● **GOAL OF THE EXERCISE**: Please report each line of the data below that contains "title".

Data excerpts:
BEGIN

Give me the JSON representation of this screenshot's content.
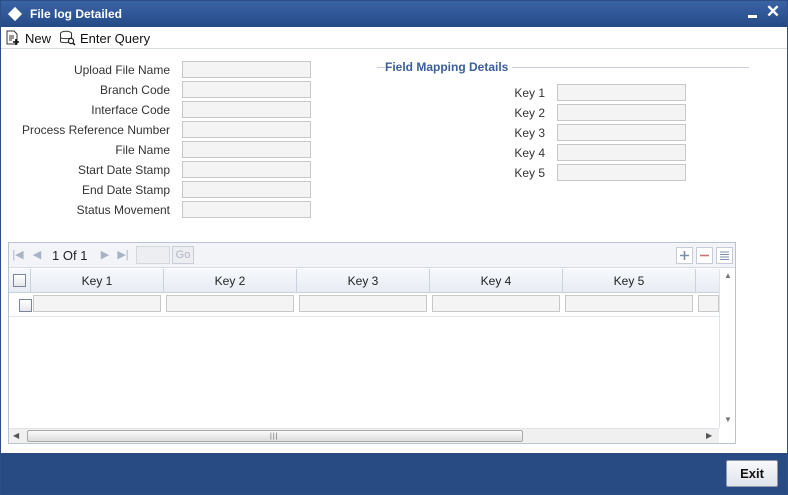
{
  "window": {
    "title": "File log Detailed"
  },
  "toolbar": {
    "new_label": "New",
    "enter_query_label": "Enter Query"
  },
  "form": {
    "fields": [
      {
        "label": "Upload File Name",
        "value": ""
      },
      {
        "label": "Branch Code",
        "value": ""
      },
      {
        "label": "Interface Code",
        "value": ""
      },
      {
        "label": "Process Reference Number",
        "value": ""
      },
      {
        "label": "File Name",
        "value": ""
      },
      {
        "label": "Start Date Stamp",
        "value": ""
      },
      {
        "label": "End Date Stamp",
        "value": ""
      },
      {
        "label": "Status Movement",
        "value": ""
      }
    ]
  },
  "field_mapping": {
    "legend": "Field Mapping Details",
    "keys": [
      {
        "label": "Key 1",
        "value": ""
      },
      {
        "label": "Key 2",
        "value": ""
      },
      {
        "label": "Key 3",
        "value": ""
      },
      {
        "label": "Key 4",
        "value": ""
      },
      {
        "label": "Key 5",
        "value": ""
      }
    ]
  },
  "grid": {
    "page_current": "1",
    "page_of": "Of",
    "page_total": "1",
    "page_input": "",
    "go_label": "Go",
    "columns": [
      "Key 1",
      "Key 2",
      "Key 3",
      "Key 4",
      "Key 5"
    ],
    "rows": [
      [
        "",
        "",
        "",
        "",
        ""
      ]
    ]
  },
  "footer": {
    "exit_label": "Exit"
  }
}
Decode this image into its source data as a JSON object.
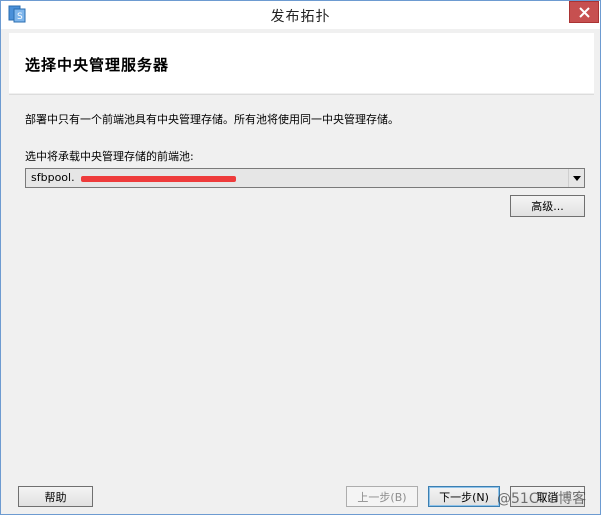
{
  "window": {
    "title": "发布拓扑",
    "accent": "#6d9bd1",
    "close_color": "#c75050",
    "icons": [
      "app-icon",
      "close-icon"
    ]
  },
  "header": {
    "title": "选择中央管理服务器"
  },
  "content": {
    "description": "部署中只有一个前端池具有中央管理存储。所有池将使用同一中央管理存储。",
    "select_label": "选中将承载中央管理存储的前端池:",
    "selected_pool": "sfbpool.",
    "advanced_label": "高级..."
  },
  "footer": {
    "help_label": "帮助",
    "prev_label": "上一步(B)",
    "next_label": "下一步(N)",
    "cancel_label": "取消"
  },
  "watermark": "@51CTO博客"
}
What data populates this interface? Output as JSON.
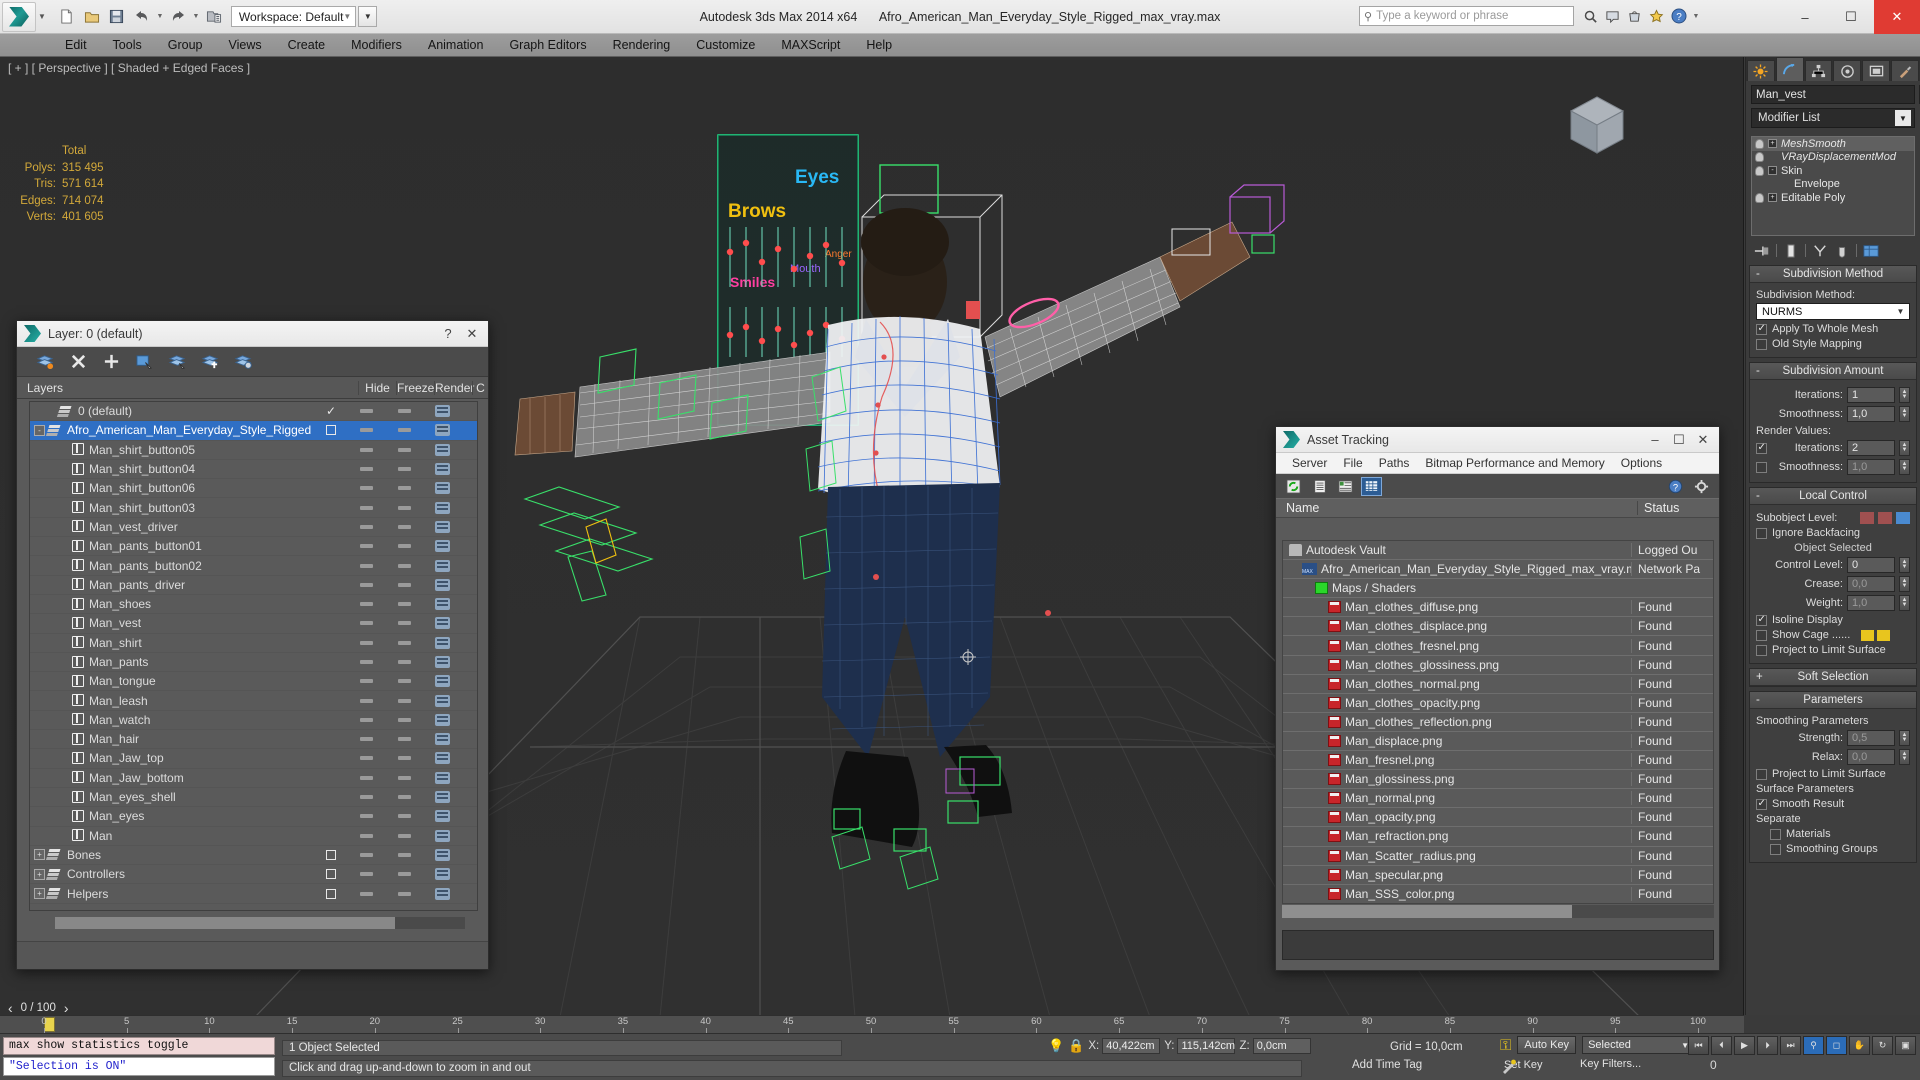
{
  "app": {
    "title": "Autodesk 3ds Max  2014 x64",
    "filename": "Afro_American_Man_Everyday_Style_Rigged_max_vray.max",
    "workspace_label": "Workspace: Default",
    "search_placeholder": "Type a keyword or phrase",
    "window_buttons": {
      "minimize": "–",
      "maximize": "☐",
      "close": "✕"
    }
  },
  "menubar": {
    "items": [
      "Edit",
      "Tools",
      "Group",
      "Views",
      "Create",
      "Modifiers",
      "Animation",
      "Graph Editors",
      "Rendering",
      "Customize",
      "MAXScript",
      "Help"
    ]
  },
  "viewport": {
    "label": "[ + ] [ Perspective ] [ Shaded + Edged Faces ]",
    "stats": {
      "header": "Total",
      "rows": [
        {
          "label": "Polys:",
          "value": "315 495"
        },
        {
          "label": "Tris:",
          "value": "571 614"
        },
        {
          "label": "Edges:",
          "value": "714 074"
        },
        {
          "label": "Verts:",
          "value": "401 605"
        }
      ]
    },
    "morph_labels": [
      "Brows",
      "Eyes",
      "Smiles",
      "Mouth",
      "Anger"
    ]
  },
  "layer_dialog": {
    "title": "Layer: 0 (default)",
    "help_button": "?",
    "close_button": "✕",
    "toolbar_icons": [
      "new-layer-icon",
      "delete-layer-icon",
      "add-layer-icon",
      "select-objects-in-layer-icon",
      "highlight-selected-objects-icon",
      "add-selection-to-layer-icon",
      "layer-properties-icon"
    ],
    "columns": [
      "Layers",
      "",
      "Hide",
      "Freeze",
      "Render",
      "C"
    ],
    "rows": [
      {
        "name": "0 (default)",
        "icon": "layer-stack-icon",
        "indent": 1,
        "selected": false,
        "expand": "",
        "check": "check"
      },
      {
        "name": "Afro_American_Man_Everyday_Style_Rigged",
        "icon": "layer-stack-icon",
        "indent": 0,
        "selected": true,
        "expand": "-",
        "check": "box"
      },
      {
        "name": "Man_shirt_button05",
        "icon": "object-cube-icon",
        "indent": 2,
        "selected": false,
        "expand": "",
        "check": ""
      },
      {
        "name": "Man_shirt_button04",
        "icon": "object-cube-icon",
        "indent": 2,
        "selected": false,
        "expand": "",
        "check": ""
      },
      {
        "name": "Man_shirt_button06",
        "icon": "object-cube-icon",
        "indent": 2,
        "selected": false,
        "expand": "",
        "check": ""
      },
      {
        "name": "Man_shirt_button03",
        "icon": "object-cube-icon",
        "indent": 2,
        "selected": false,
        "expand": "",
        "check": ""
      },
      {
        "name": "Man_vest_driver",
        "icon": "object-cube-icon",
        "indent": 2,
        "selected": false,
        "expand": "",
        "check": ""
      },
      {
        "name": "Man_pants_button01",
        "icon": "object-cube-icon",
        "indent": 2,
        "selected": false,
        "expand": "",
        "check": ""
      },
      {
        "name": "Man_pants_button02",
        "icon": "object-cube-icon",
        "indent": 2,
        "selected": false,
        "expand": "",
        "check": ""
      },
      {
        "name": "Man_pants_driver",
        "icon": "object-cube-icon",
        "indent": 2,
        "selected": false,
        "expand": "",
        "check": ""
      },
      {
        "name": "Man_shoes",
        "icon": "object-cube-icon",
        "indent": 2,
        "selected": false,
        "expand": "",
        "check": ""
      },
      {
        "name": "Man_vest",
        "icon": "object-cube-icon",
        "indent": 2,
        "selected": false,
        "expand": "",
        "check": ""
      },
      {
        "name": "Man_shirt",
        "icon": "object-cube-icon",
        "indent": 2,
        "selected": false,
        "expand": "",
        "check": ""
      },
      {
        "name": "Man_pants",
        "icon": "object-cube-icon",
        "indent": 2,
        "selected": false,
        "expand": "",
        "check": ""
      },
      {
        "name": "Man_tongue",
        "icon": "object-cube-icon",
        "indent": 2,
        "selected": false,
        "expand": "",
        "check": ""
      },
      {
        "name": "Man_leash",
        "icon": "object-cube-icon",
        "indent": 2,
        "selected": false,
        "expand": "",
        "check": ""
      },
      {
        "name": "Man_watch",
        "icon": "object-cube-icon",
        "indent": 2,
        "selected": false,
        "expand": "",
        "check": ""
      },
      {
        "name": "Man_hair",
        "icon": "object-cube-icon",
        "indent": 2,
        "selected": false,
        "expand": "",
        "check": ""
      },
      {
        "name": "Man_Jaw_top",
        "icon": "object-cube-icon",
        "indent": 2,
        "selected": false,
        "expand": "",
        "check": ""
      },
      {
        "name": "Man_Jaw_bottom",
        "icon": "object-cube-icon",
        "indent": 2,
        "selected": false,
        "expand": "",
        "check": ""
      },
      {
        "name": "Man_eyes_shell",
        "icon": "object-cube-icon",
        "indent": 2,
        "selected": false,
        "expand": "",
        "check": ""
      },
      {
        "name": "Man_eyes",
        "icon": "object-cube-icon",
        "indent": 2,
        "selected": false,
        "expand": "",
        "check": ""
      },
      {
        "name": "Man",
        "icon": "object-cube-icon",
        "indent": 2,
        "selected": false,
        "expand": "",
        "check": ""
      },
      {
        "name": "Bones",
        "icon": "layer-stack-icon",
        "indent": 0,
        "selected": false,
        "expand": "+",
        "check": "box"
      },
      {
        "name": "Controllers",
        "icon": "layer-stack-icon",
        "indent": 0,
        "selected": false,
        "expand": "+",
        "check": "box"
      },
      {
        "name": "Helpers",
        "icon": "layer-stack-icon",
        "indent": 0,
        "selected": false,
        "expand": "+",
        "check": "box"
      }
    ]
  },
  "asset_dialog": {
    "title": "Asset Tracking",
    "menu": [
      "Server",
      "File",
      "Paths",
      "Bitmap Performance and Memory",
      "Options"
    ],
    "toolbar_icons": [
      "refresh-icon",
      "list-view-icon",
      "detail-view-icon",
      "grid-view-icon",
      "help-icon",
      "settings-icon"
    ],
    "window_buttons": {
      "minimize": "–",
      "maximize": "☐",
      "close": "✕"
    },
    "columns": [
      "Name",
      "Status"
    ],
    "rows": [
      {
        "name": "Autodesk Vault",
        "status": "Logged Ou",
        "icon": "vault-icon",
        "indent": 0
      },
      {
        "name": "Afro_American_Man_Everyday_Style_Rigged_max_vray.max",
        "status": "Network Pa",
        "icon": "max-file-icon",
        "indent": 1
      },
      {
        "name": "Maps / Shaders",
        "status": "",
        "icon": "maps-shaders-icon",
        "indent": 2
      },
      {
        "name": "Man_clothes_diffuse.png",
        "status": "Found",
        "icon": "png-file-icon",
        "indent": 3
      },
      {
        "name": "Man_clothes_displace.png",
        "status": "Found",
        "icon": "png-file-icon",
        "indent": 3
      },
      {
        "name": "Man_clothes_fresnel.png",
        "status": "Found",
        "icon": "png-file-icon",
        "indent": 3
      },
      {
        "name": "Man_clothes_glossiness.png",
        "status": "Found",
        "icon": "png-file-icon",
        "indent": 3
      },
      {
        "name": "Man_clothes_normal.png",
        "status": "Found",
        "icon": "png-file-icon",
        "indent": 3
      },
      {
        "name": "Man_clothes_opacity.png",
        "status": "Found",
        "icon": "png-file-icon",
        "indent": 3
      },
      {
        "name": "Man_clothes_reflection.png",
        "status": "Found",
        "icon": "png-file-icon",
        "indent": 3
      },
      {
        "name": "Man_displace.png",
        "status": "Found",
        "icon": "png-file-icon",
        "indent": 3
      },
      {
        "name": "Man_fresnel.png",
        "status": "Found",
        "icon": "png-file-icon",
        "indent": 3
      },
      {
        "name": "Man_glossiness.png",
        "status": "Found",
        "icon": "png-file-icon",
        "indent": 3
      },
      {
        "name": "Man_normal.png",
        "status": "Found",
        "icon": "png-file-icon",
        "indent": 3
      },
      {
        "name": "Man_opacity.png",
        "status": "Found",
        "icon": "png-file-icon",
        "indent": 3
      },
      {
        "name": "Man_refraction.png",
        "status": "Found",
        "icon": "png-file-icon",
        "indent": 3
      },
      {
        "name": "Man_Scatter_radius.png",
        "status": "Found",
        "icon": "png-file-icon",
        "indent": 3
      },
      {
        "name": "Man_specular.png",
        "status": "Found",
        "icon": "png-file-icon",
        "indent": 3
      },
      {
        "name": "Man_SSS_color.png",
        "status": "Found",
        "icon": "png-file-icon",
        "indent": 3
      }
    ]
  },
  "command_panel": {
    "tabs": [
      "create-tab",
      "modify-tab",
      "hierarchy-tab",
      "motion-tab",
      "display-tab",
      "utilities-tab"
    ],
    "active_tab_index": 1,
    "object_name": "Man_vest",
    "modifier_list_label": "Modifier List",
    "modifier_stack": [
      {
        "label": "MeshSmooth",
        "expand": "+",
        "italic": true,
        "selected": true,
        "indent": 0
      },
      {
        "label": "VRayDisplacementMod",
        "expand": "",
        "italic": true,
        "selected": false,
        "indent": 1
      },
      {
        "label": "Skin",
        "expand": "-",
        "italic": false,
        "selected": false,
        "indent": 0
      },
      {
        "label": "Envelope",
        "expand": "",
        "italic": false,
        "selected": false,
        "indent": 2
      },
      {
        "label": "Editable Poly",
        "expand": "+",
        "italic": false,
        "selected": false,
        "indent": 0
      }
    ],
    "rollouts": [
      {
        "title": "Subdivision Method",
        "minus": "-",
        "fields": {
          "label": "Subdivision Method:",
          "value": "NURMS"
        },
        "checks": [
          {
            "label": "Apply To Whole Mesh",
            "on": true
          },
          {
            "label": "Old Style Mapping",
            "on": false
          }
        ]
      },
      {
        "title": "Subdivision Amount",
        "minus": "-",
        "spinners": [
          {
            "label": "Iterations:",
            "value": "1"
          },
          {
            "label": "Smoothness:",
            "value": "1,0"
          }
        ],
        "render_label": "Render Values:",
        "render_spinners": [
          {
            "label": "Iterations:",
            "value": "2",
            "on": true
          },
          {
            "label": "Smoothness:",
            "value": "1,0",
            "on": false
          }
        ]
      },
      {
        "title": "Local Control",
        "minus": "-",
        "subobject_label": "Subobject Level:",
        "checks": [
          {
            "label": "Ignore Backfacing",
            "on": false
          }
        ],
        "object_selected": "Object Selected",
        "control_level": {
          "label": "Control Level:",
          "value": "0"
        },
        "crease": {
          "label": "Crease:",
          "value": "0,0"
        },
        "weight": {
          "label": "Weight:",
          "value": "1,0"
        },
        "isoline": {
          "label": "Isoline Display",
          "on": true
        },
        "showcage": {
          "label": "Show Cage ......",
          "on": false
        }
      },
      {
        "title": "Soft Selection",
        "minus": "+"
      },
      {
        "title": "Parameters",
        "minus": "-",
        "smoothing_header": "Smoothing Parameters",
        "strength": {
          "label": "Strength:",
          "value": "0,5"
        },
        "relax": {
          "label": "Relax:",
          "value": "0,0"
        },
        "project": {
          "label": "Project to Limit Surface",
          "on": false
        },
        "surface_header": "Surface Parameters",
        "smooth_result": {
          "label": "Smooth Result",
          "on": true
        },
        "separate_header": "Separate",
        "materials": {
          "label": "Materials",
          "on": false
        },
        "smoothing_groups": {
          "label": "Smoothing Groups",
          "on": false
        }
      }
    ]
  },
  "timeline": {
    "ticks": [
      "0",
      "5",
      "10",
      "15",
      "20",
      "25",
      "30",
      "35",
      "40",
      "45",
      "50",
      "55",
      "60",
      "65",
      "70",
      "75",
      "80",
      "85",
      "90",
      "95",
      "100"
    ],
    "frame_display": "0 / 100",
    "prev_arrow": "‹",
    "next_arrow": "›"
  },
  "status_bar": {
    "listener_line1": "max show statistics toggle",
    "listener_line2": "\"Selection is ON\"",
    "prompt1": "1 Object Selected",
    "prompt2": "Click and drag up-and-down to zoom in and out",
    "coords": [
      {
        "key": "X:",
        "value": "40,422cm"
      },
      {
        "key": "Y:",
        "value": "115,142cm"
      },
      {
        "key": "Z:",
        "value": "0,0cm"
      }
    ],
    "grid": "Grid = 10,0cm",
    "auto_key": "Auto Key",
    "set_key": "Set Key",
    "selected_filter": "Selected",
    "key_filters": "Key Filters...",
    "add_time_tag": "Add Time Tag",
    "key_value": "0"
  },
  "colors": {
    "accent_blue": "#2f6fc4",
    "stats_yellow": "#d3a93a",
    "teal_logo": "#1e9b94",
    "close_red": "#e03b33"
  }
}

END

● **PROBLEM SOLUTION**:
    "title": "File log Detailed"
    "title": "发布拓扑",
    "title": "选择中央管理服务器"
    "title": "Autodesk 3ds Max  2014 x64",
    "title": "Layer: 0 (default)",
    "title": "Asset Tracking",
        "title": "Subdivision Method",
        "title": "Subdivision Amount",
        "title": "Local Control",
        "title": "Soft Selection",
        "title": "Parameters",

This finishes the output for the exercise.